→ **What is being asked**: Could you repeat the records below exactly as written?

→ **Information supplied**:
--
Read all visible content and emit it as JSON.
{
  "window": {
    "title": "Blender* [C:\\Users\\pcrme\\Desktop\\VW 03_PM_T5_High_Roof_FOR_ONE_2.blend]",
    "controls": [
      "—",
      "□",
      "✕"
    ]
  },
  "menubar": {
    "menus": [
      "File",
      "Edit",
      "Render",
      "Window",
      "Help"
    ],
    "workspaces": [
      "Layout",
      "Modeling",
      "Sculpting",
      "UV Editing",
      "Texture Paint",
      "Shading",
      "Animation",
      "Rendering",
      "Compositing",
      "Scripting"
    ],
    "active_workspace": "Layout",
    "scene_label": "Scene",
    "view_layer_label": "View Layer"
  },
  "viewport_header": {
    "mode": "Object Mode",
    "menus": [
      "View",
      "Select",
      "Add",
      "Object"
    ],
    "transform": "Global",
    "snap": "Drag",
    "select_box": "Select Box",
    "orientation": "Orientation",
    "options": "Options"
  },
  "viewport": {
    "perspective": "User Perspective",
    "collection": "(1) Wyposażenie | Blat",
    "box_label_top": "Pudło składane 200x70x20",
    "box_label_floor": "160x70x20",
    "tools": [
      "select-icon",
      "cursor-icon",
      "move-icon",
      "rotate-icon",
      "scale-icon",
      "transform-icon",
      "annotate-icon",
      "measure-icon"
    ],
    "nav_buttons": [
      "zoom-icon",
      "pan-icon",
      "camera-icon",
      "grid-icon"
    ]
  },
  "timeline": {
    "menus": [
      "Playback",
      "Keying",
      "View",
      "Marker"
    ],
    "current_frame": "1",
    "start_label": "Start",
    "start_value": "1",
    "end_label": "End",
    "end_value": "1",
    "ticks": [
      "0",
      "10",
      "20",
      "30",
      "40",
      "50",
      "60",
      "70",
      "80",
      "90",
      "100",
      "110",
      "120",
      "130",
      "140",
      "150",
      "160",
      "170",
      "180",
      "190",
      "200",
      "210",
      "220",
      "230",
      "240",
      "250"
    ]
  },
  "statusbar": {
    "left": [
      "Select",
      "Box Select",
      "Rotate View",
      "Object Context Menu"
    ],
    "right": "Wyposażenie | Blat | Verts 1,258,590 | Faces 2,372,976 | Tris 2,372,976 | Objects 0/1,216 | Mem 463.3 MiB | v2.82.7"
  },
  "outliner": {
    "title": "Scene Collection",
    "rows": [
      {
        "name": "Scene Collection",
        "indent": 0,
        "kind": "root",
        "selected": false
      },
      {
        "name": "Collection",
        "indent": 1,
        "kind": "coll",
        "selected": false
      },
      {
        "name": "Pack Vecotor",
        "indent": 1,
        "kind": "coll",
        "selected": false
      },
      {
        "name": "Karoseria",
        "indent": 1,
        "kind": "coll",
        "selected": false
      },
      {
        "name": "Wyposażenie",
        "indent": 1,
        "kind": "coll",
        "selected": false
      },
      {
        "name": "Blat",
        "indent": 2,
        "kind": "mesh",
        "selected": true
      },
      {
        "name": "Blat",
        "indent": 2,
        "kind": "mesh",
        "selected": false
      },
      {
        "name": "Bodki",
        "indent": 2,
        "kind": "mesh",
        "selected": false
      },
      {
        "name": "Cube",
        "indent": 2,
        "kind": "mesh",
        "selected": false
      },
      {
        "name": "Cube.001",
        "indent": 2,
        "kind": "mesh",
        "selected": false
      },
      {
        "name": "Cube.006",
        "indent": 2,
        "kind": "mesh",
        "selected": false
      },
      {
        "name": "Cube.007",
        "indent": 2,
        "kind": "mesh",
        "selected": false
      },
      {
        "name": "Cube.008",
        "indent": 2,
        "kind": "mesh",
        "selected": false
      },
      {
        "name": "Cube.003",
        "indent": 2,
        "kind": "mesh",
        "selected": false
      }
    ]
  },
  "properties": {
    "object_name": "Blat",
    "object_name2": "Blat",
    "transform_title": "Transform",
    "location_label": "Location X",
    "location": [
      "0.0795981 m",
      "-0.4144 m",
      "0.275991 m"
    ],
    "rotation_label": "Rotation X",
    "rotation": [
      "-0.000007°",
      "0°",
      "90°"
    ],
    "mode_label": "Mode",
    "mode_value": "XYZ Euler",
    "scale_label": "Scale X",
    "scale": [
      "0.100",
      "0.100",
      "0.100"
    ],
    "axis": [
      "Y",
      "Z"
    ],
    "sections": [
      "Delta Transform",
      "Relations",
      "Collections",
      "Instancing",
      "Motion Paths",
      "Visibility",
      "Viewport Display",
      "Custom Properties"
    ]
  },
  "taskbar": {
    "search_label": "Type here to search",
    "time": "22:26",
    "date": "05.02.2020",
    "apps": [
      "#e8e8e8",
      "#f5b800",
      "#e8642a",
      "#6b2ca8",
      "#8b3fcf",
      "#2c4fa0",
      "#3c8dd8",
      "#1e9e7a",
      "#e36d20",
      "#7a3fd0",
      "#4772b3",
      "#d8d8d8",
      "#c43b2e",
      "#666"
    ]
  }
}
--
→ **Answer for the task**:
Read all visible content and emit it as JSON.
{
  "window": {
    "title": "Blender* [C:\\Users\\pcrme\\Desktop\\VW 03_PM_T5_High_Roof_FOR_ONE_2.blend]",
    "controls": [
      "—",
      "□",
      "✕"
    ]
  },
  "menubar": {
    "menus": [
      "File",
      "Edit",
      "Render",
      "Window",
      "Help"
    ],
    "workspaces": [
      "Layout",
      "Modeling",
      "Sculpting",
      "UV Editing",
      "Texture Paint",
      "Shading",
      "Animation",
      "Rendering",
      "Compositing",
      "Scripting"
    ],
    "active_workspace": "Layout",
    "scene_label": "Scene",
    "view_layer_label": "View Layer"
  },
  "viewport_header": {
    "mode": "Object Mode",
    "menus": [
      "View",
      "Select",
      "Add",
      "Object"
    ],
    "transform": "Global",
    "snap": "Drag",
    "select_box": "Select Box",
    "orientation": "Orientation",
    "options": "Options"
  },
  "viewport": {
    "perspective": "User Perspective",
    "collection": "(1) Wyposażenie | Blat",
    "box_label_top": "Pudło składane 200x70x20",
    "box_label_floor": "160x70x20",
    "tools": [
      "select-icon",
      "cursor-icon",
      "move-icon",
      "rotate-icon",
      "scale-icon",
      "transform-icon",
      "annotate-icon",
      "measure-icon"
    ],
    "nav_buttons": [
      "zoom-icon",
      "pan-icon",
      "camera-icon",
      "grid-icon"
    ]
  },
  "timeline": {
    "menus": [
      "Playback",
      "Keying",
      "View",
      "Marker"
    ],
    "current_frame": "1",
    "start_label": "Start",
    "start_value": "1",
    "end_label": "End",
    "end_value": "1",
    "ticks": [
      "0",
      "10",
      "20",
      "30",
      "40",
      "50",
      "60",
      "70",
      "80",
      "90",
      "100",
      "110",
      "120",
      "130",
      "140",
      "150",
      "160",
      "170",
      "180",
      "190",
      "200",
      "210",
      "220",
      "230",
      "240",
      "250"
    ]
  },
  "statusbar": {
    "left": [
      "Select",
      "Box Select",
      "Rotate View",
      "Object Context Menu"
    ],
    "right": "Wyposażenie | Blat | Verts 1,258,590 | Faces 2,372,976 | Tris 2,372,976 | Objects 0/1,216 | Mem 463.3 MiB | v2.82.7"
  },
  "outliner": {
    "title": "Scene Collection",
    "rows": [
      {
        "name": "Scene Collection",
        "indent": 0,
        "kind": "root",
        "selected": false
      },
      {
        "name": "Collection",
        "indent": 1,
        "kind": "coll",
        "selected": false
      },
      {
        "name": "Pack Vecotor",
        "indent": 1,
        "kind": "coll",
        "selected": false
      },
      {
        "name": "Karoseria",
        "indent": 1,
        "kind": "coll",
        "selected": false
      },
      {
        "name": "Wyposażenie",
        "indent": 1,
        "kind": "coll",
        "selected": false
      },
      {
        "name": "Blat",
        "indent": 2,
        "kind": "mesh",
        "selected": true
      },
      {
        "name": "Blat",
        "indent": 2,
        "kind": "mesh",
        "selected": false
      },
      {
        "name": "Bodki",
        "indent": 2,
        "kind": "mesh",
        "selected": false
      },
      {
        "name": "Cube",
        "indent": 2,
        "kind": "mesh",
        "selected": false
      },
      {
        "name": "Cube.001",
        "indent": 2,
        "kind": "mesh",
        "selected": false
      },
      {
        "name": "Cube.006",
        "indent": 2,
        "kind": "mesh",
        "selected": false
      },
      {
        "name": "Cube.007",
        "indent": 2,
        "kind": "mesh",
        "selected": false
      },
      {
        "name": "Cube.008",
        "indent": 2,
        "kind": "mesh",
        "selected": false
      },
      {
        "name": "Cube.003",
        "indent": 2,
        "kind": "mesh",
        "selected": false
      }
    ]
  },
  "properties": {
    "object_name": "Blat",
    "object_name2": "Blat",
    "transform_title": "Transform",
    "location_label": "Location X",
    "location": [
      "0.0795981 m",
      "-0.4144 m",
      "0.275991 m"
    ],
    "rotation_label": "Rotation X",
    "rotation": [
      "-0.000007°",
      "0°",
      "90°"
    ],
    "mode_label": "Mode",
    "mode_value": "XYZ Euler",
    "scale_label": "Scale X",
    "scale": [
      "0.100",
      "0.100",
      "0.100"
    ],
    "axis": [
      "Y",
      "Z"
    ],
    "sections": [
      "Delta Transform",
      "Relations",
      "Collections",
      "Instancing",
      "Motion Paths",
      "Visibility",
      "Viewport Display",
      "Custom Properties"
    ]
  },
  "taskbar": {
    "search_label": "Type here to search",
    "time": "22:26",
    "date": "05.02.2020",
    "apps": [
      "#e8e8e8",
      "#f5b800",
      "#e8642a",
      "#6b2ca8",
      "#8b3fcf",
      "#2c4fa0",
      "#3c8dd8",
      "#1e9e7a",
      "#e36d20",
      "#7a3fd0",
      "#4772b3",
      "#d8d8d8",
      "#c43b2e",
      "#666"
    ]
  }
}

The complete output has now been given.